- Exercise regularly.
- Maintain a healthy weight. (Your body mass index should be below 25.)
- If you smoke, quit .
- Drink alcohol in moderation. Moderate is two or fewer drinks per day for men and one or fewer drinks per day for women and older adults.
American Heart Association http://www.americanheart.org
National Heart, Lung, and Blood Institute http://www.nhlbi.nih.gov
Canadian Cardiovascular Society http://www.ccs.ca
Heart and Stroke Foundation of Canada http://www.heartandstroke.com
Chobanian AV. Clinical practice. Isolated systolic hypertension in the elderly. N Engl J Med . 2007;357:789-796.
Chobanian AV, Bakris GL, Black HR, et al. The seventh report of the Joint National Committee on prevention, detection, evaluation, and treatment of high blood pressure. The JNC 7 report. JAMA . 2003;289:2560-2572.
Conn HF, Rakel RE. Conn's Current Therapy 2001 . 53rd ed. Philadelphia, PA: WB Saunders Company; 2001.
High blood pressure. American Heart Association website. Available at: http://www.americanheart.org/hearthub/hc-high-blood-pressure.htm . Accessed July 6, 2008.
Hypertension diagnosis and treatment (guideline). Institute for Clinical Systems Improvement website. Available at: http://www.icsi.org/guidelines%5Fand%5Fmore/guidelines%5F%5Forder%5Fsets%5F%5F%5Fprotocols/cardiovascular/hypertension%5F4/hypertension%5Fdiagnosis%5Fand%5Ftreatment%5F%5F11.html . Published 2010. Accessed May 10, 2012.
Hypertension: making the diagnosis. EBSCO DynaMed website. Available at: http://www.ebscohost.com/dynamed . Updated April 30, 2012. Accessed May 10, 2012.
Schroeder K. The DASH diet. EBSCO Health Library website. Available at: http://www.ebscohost.com/healthLibrary/ . Updated May 2008. Accessed July 6, 2008.
Smith N. How to measure blood pressure (in a clinical setting). EBSCO PERC website. Available at: http://www.ebscohost.com/healthLibrary . Updated October 2007. Accessed July 6, 2008.
Smoots E. Do you have prehypertension? EBSCO Health Library website. Available at: http://www.ebscohost.com/healthLibrary . Updated March 2008. Accessed July 6, 2008.
What is high blood pressure? National Heart, Lung, and Blood Institute website. Available at: http://www.nhlbi.nih.gov/health/dci/Diseases/Hbp/HBP%5FWhatIs.html . Updated April 2008. Accessed July 6, 2008.
9/2/2009 DynaMed Systematic Literature Surveillance https://dynamed.ebscohost.com/about/about-us : Forman J, Stampfer M, Curhan G. Diet and lifestyle risk factors associated with incident hypertension in women. JAMA . 2009;302(4):401-411.

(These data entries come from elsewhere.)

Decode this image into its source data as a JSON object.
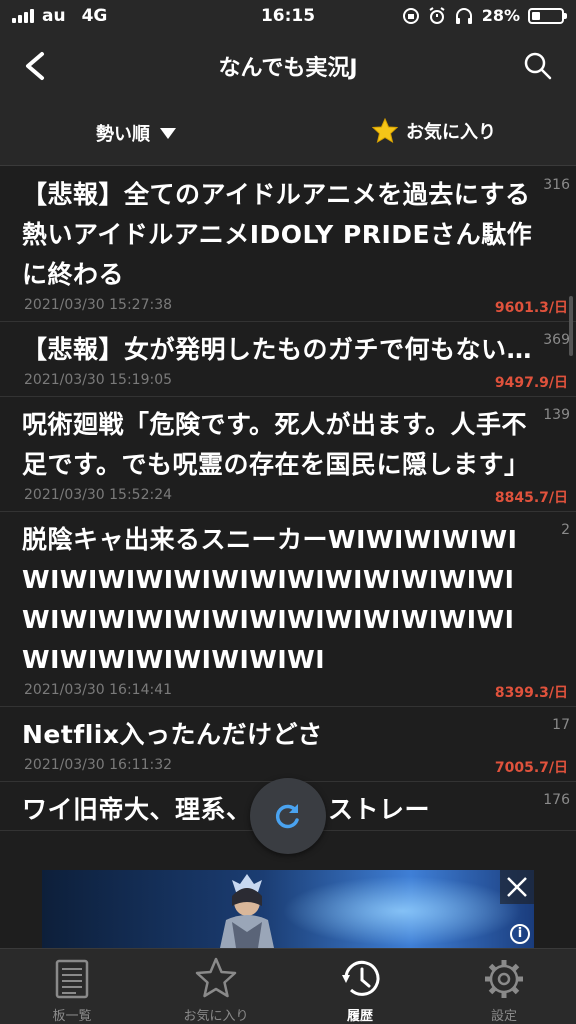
{
  "status_bar": {
    "carrier": "au",
    "network": "4G",
    "time": "16:15",
    "battery": "28%",
    "battery_level": 0.28
  },
  "nav": {
    "title": "なんでも実況J",
    "back_icon": "chevron-left-icon",
    "search_icon": "search-icon"
  },
  "sort_bar": {
    "sort_label": "勢い順",
    "favorites_label": "お気に入り"
  },
  "threads": [
    {
      "title": "【悲報】全てのアイドルアニメを過去にする熱いアイドルアニメIDOLY PRIDEさん駄作に終わる",
      "count": "316",
      "date": "2021/03/30 15:27:38",
      "speed": "9601.3/日"
    },
    {
      "title": "【悲報】女が発明したものガチで何もない…",
      "count": "369",
      "date": "2021/03/30 15:19:05",
      "speed": "9497.9/日"
    },
    {
      "title": "呪術廻戦「危険です。死人が出ます。人手不足です。でも呪霊の存在を国民に隠します」",
      "count": "139",
      "date": "2021/03/30 15:52:24",
      "speed": "8845.7/日"
    },
    {
      "title": "脱陰キャ出来るスニーカーWIWIWIWIWIWIWIWIWIWIWIWIWIWIWIWIWIWIWIWIWIWIWIWIWIWIWIWIWIWIWIWIWIWIWIWIWIWIWI",
      "count": "2",
      "date": "2021/03/30 16:14:41",
      "speed": "8399.3/日"
    },
    {
      "title": "Netflix入ったんだけどさ",
      "count": "17",
      "date": "2021/03/30 16:11:32",
      "speed": "7005.7/日"
    },
    {
      "title": "ワイ旧帝大、理系、修士、ストレー",
      "count": "176",
      "date": "",
      "speed": ""
    }
  ],
  "tabs": [
    {
      "label": "板一覧",
      "icon": "newspaper-icon"
    },
    {
      "label": "お気に入り",
      "icon": "star-icon"
    },
    {
      "label": "履歴",
      "icon": "clock-history-icon"
    },
    {
      "label": "設定",
      "icon": "gear-icon"
    }
  ],
  "colors": {
    "background": "#1e1e1e",
    "bar": "#282828",
    "speed": "#e0523c",
    "refresh": "#4aa3f0",
    "star": "#f5c518"
  }
}
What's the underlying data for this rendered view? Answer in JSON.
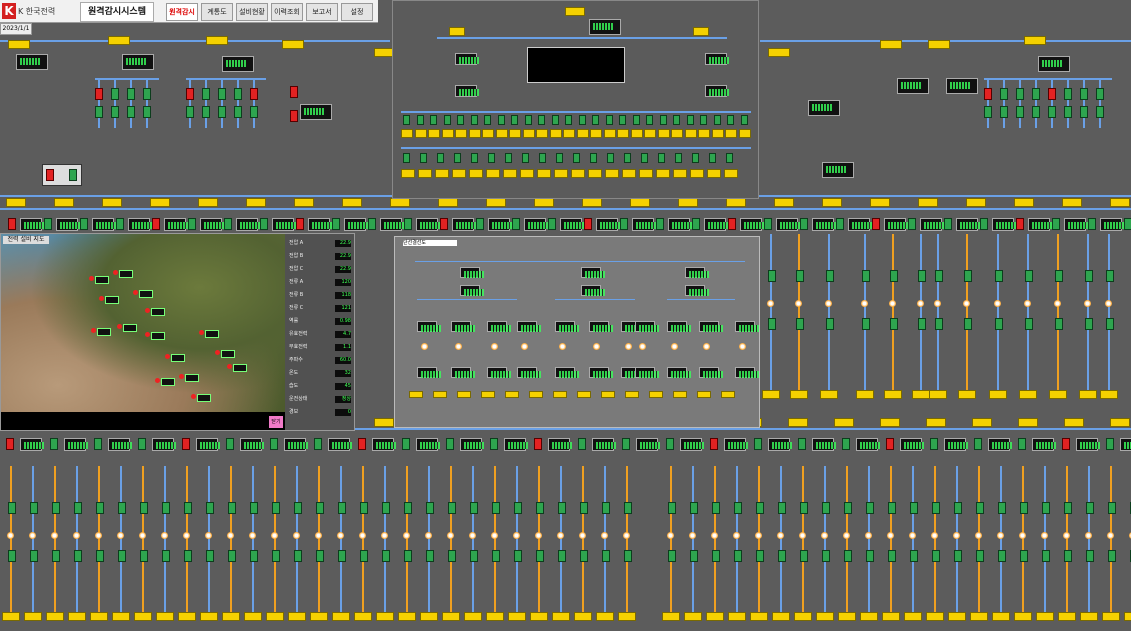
{
  "app": {
    "logo_text": "K 한국전력",
    "system_name": "원격감시시스템",
    "date_label": "2023/1/1"
  },
  "menu": [
    {
      "label": "원격감시",
      "active": true
    },
    {
      "label": "계통도",
      "active": false
    },
    {
      "label": "설비현황",
      "active": false
    },
    {
      "label": "이력조회",
      "active": false
    },
    {
      "label": "보고서",
      "active": false
    },
    {
      "label": "설정",
      "active": false
    }
  ],
  "map_panel": {
    "title": "전력 설비 지도",
    "pink_label": "닫기",
    "stats": [
      {
        "label": "전압 A",
        "value": "22.9"
      },
      {
        "label": "전압 B",
        "value": "22.9"
      },
      {
        "label": "전압 C",
        "value": "22.9"
      },
      {
        "label": "전류 A",
        "value": "120"
      },
      {
        "label": "전류 B",
        "value": "118"
      },
      {
        "label": "전류 C",
        "value": "121"
      },
      {
        "label": "역률",
        "value": "0.98"
      },
      {
        "label": "유효전력",
        "value": "4.7"
      },
      {
        "label": "무효전력",
        "value": "1.1"
      },
      {
        "label": "주파수",
        "value": "60.0"
      },
      {
        "label": "온도",
        "value": "32"
      },
      {
        "label": "습도",
        "value": "45"
      },
      {
        "label": "운전상태",
        "value": "정상"
      },
      {
        "label": "경보",
        "value": "0"
      }
    ]
  },
  "single_line_panel": {
    "title": "단선결선도"
  },
  "colors": {
    "bus": "#6aa0e6",
    "feeder": "#f0a020",
    "breaker_closed": "#2ea54f",
    "breaker_open": "#e32222",
    "tag": "#f5d100"
  }
}
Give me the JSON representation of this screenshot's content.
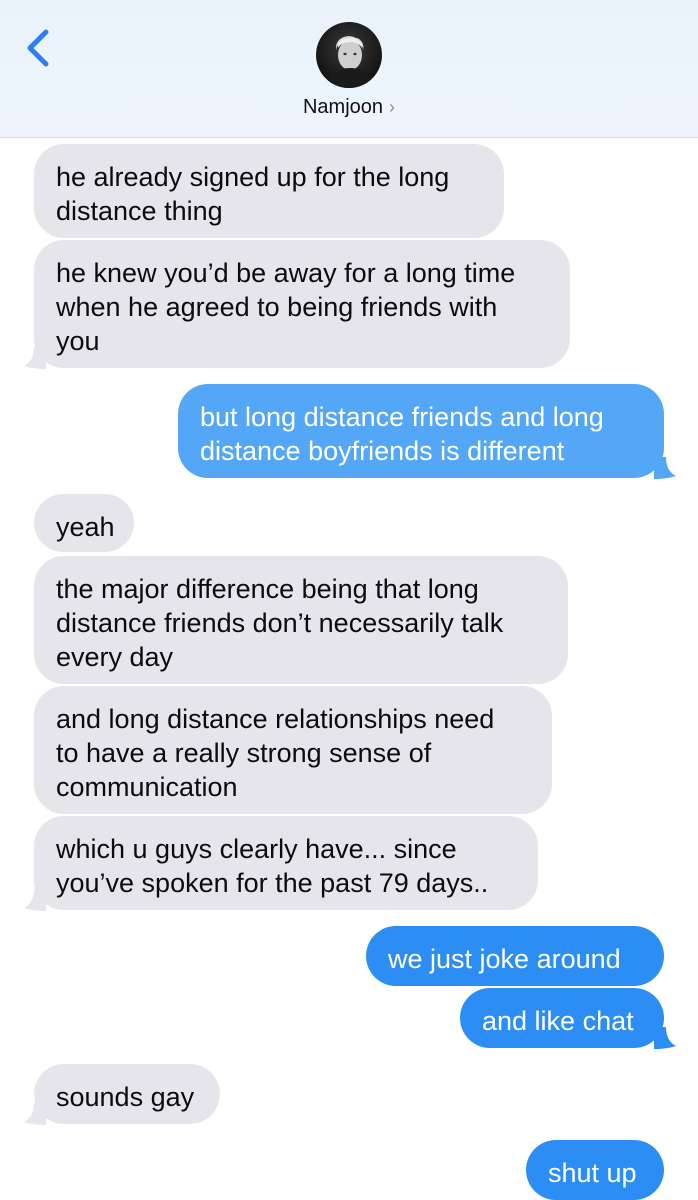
{
  "header": {
    "contact_name": "Namjoon",
    "chevron": "›",
    "back_icon": "chevron-left-icon",
    "accent": "#2c8df5"
  },
  "messages": [
    {
      "side": "received",
      "text": "he already signed up for the long\ndistance thing"
    },
    {
      "side": "received",
      "text": "he knew you’d be away for a long time\nwhen he agreed to being friends with\nyou"
    },
    {
      "side": "sent",
      "text": "but long distance friends and long\ndistance boyfriends is different"
    },
    {
      "side": "received",
      "text": "yeah"
    },
    {
      "side": "received",
      "text": "the major difference being that long\ndistance friends don’t necessarily talk\nevery day"
    },
    {
      "side": "received",
      "text": "and long distance relationships need\nto have a really strong sense of\ncommunication"
    },
    {
      "side": "received",
      "text": "which u guys clearly have... since\nyou’ve spoken for the past 79 days.."
    },
    {
      "side": "sent",
      "text": "we just joke around"
    },
    {
      "side": "sent",
      "text": "and like chat"
    },
    {
      "side": "received",
      "text": "sounds gay"
    },
    {
      "side": "sent",
      "text": "shut up"
    }
  ],
  "colors": {
    "received_bubble": "#e6e5eb",
    "sent_bubble": "#2c8df5"
  }
}
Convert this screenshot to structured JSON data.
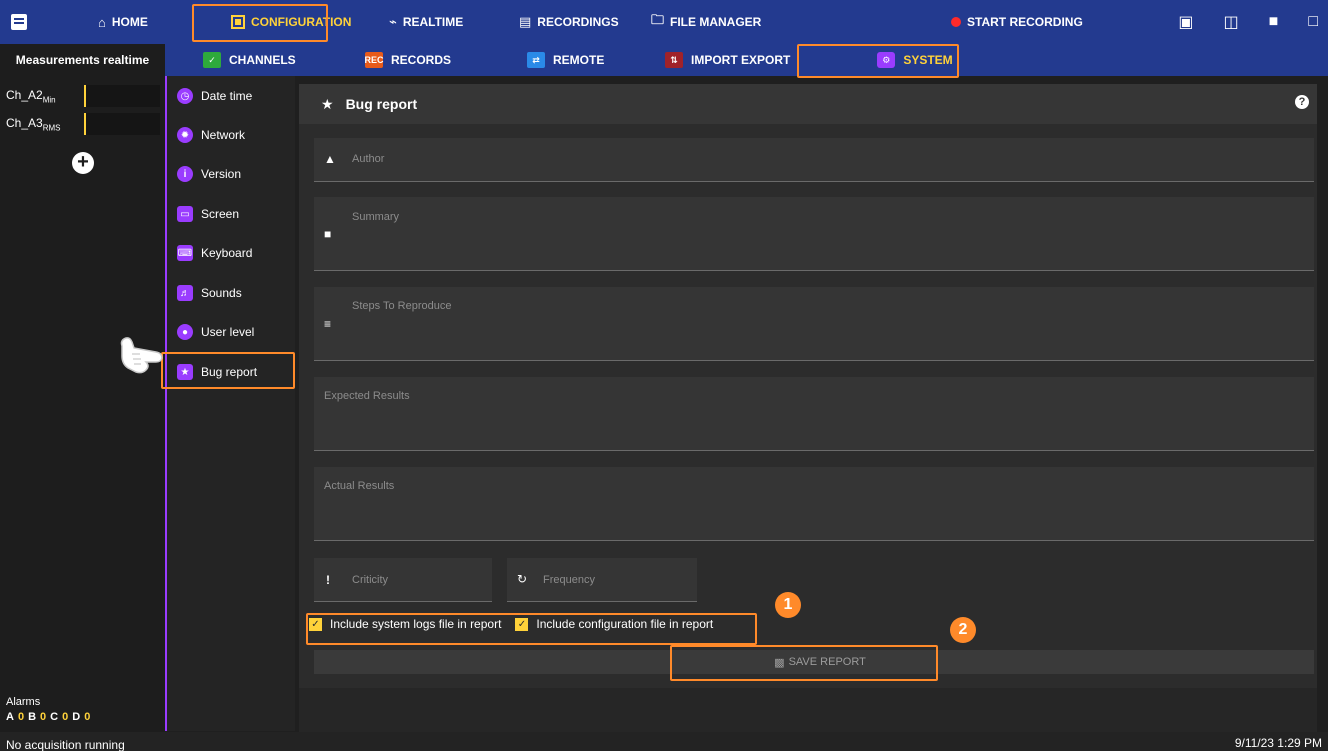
{
  "topnav": {
    "home": "HOME",
    "configuration": "CONFIGURATION",
    "realtime": "REALTIME",
    "recordings": "RECORDINGS",
    "file_manager": "FILE MANAGER",
    "start_recording": "START RECORDING"
  },
  "subnav": {
    "left_title": "Measurements realtime",
    "tabs": [
      "CHANNELS",
      "RECORDS",
      "REMOTE",
      "IMPORT EXPORT",
      "SYSTEM"
    ],
    "records_icon_text": "REC"
  },
  "channels": [
    {
      "base": "Ch_A2",
      "sub": "Min"
    },
    {
      "base": "Ch_A3",
      "sub": "RMS"
    }
  ],
  "system_menu": [
    "Date time",
    "Network",
    "Version",
    "Screen",
    "Keyboard",
    "Sounds",
    "User level",
    "Bug report"
  ],
  "form": {
    "title": "Bug report",
    "author_placeholder": "Author",
    "summary_placeholder": "Summary",
    "steps_placeholder": "Steps To Reproduce",
    "expected_placeholder": "Expected Results",
    "actual_placeholder": "Actual Results",
    "criticity_placeholder": "Criticity",
    "frequency_placeholder": "Frequency",
    "include_logs": "Include system logs file in report",
    "include_config": "Include configuration file in report",
    "save_label": "SAVE REPORT"
  },
  "callouts": [
    "1",
    "2"
  ],
  "alarms": {
    "label": "Alarms",
    "items": [
      {
        "letter": "A",
        "value": "0"
      },
      {
        "letter": "B",
        "value": "0"
      },
      {
        "letter": "C",
        "value": "0"
      },
      {
        "letter": "D",
        "value": "0"
      }
    ]
  },
  "status": {
    "left": "No acquisition running",
    "datetime": "9/11/23 1:29 PM"
  },
  "colors": {
    "nav_blue": "#233a8f",
    "accent_yellow": "#ffd23a",
    "highlight_orange": "#ff8a2a",
    "purple": "#9a3cff"
  }
}
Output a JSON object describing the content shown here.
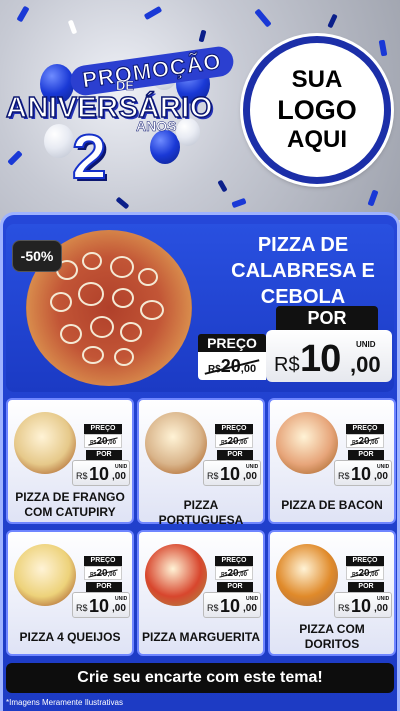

- Reviewer: Michael J. Fucci, DO
- Review Date: 09/2013
- Update Date: 09/30/2013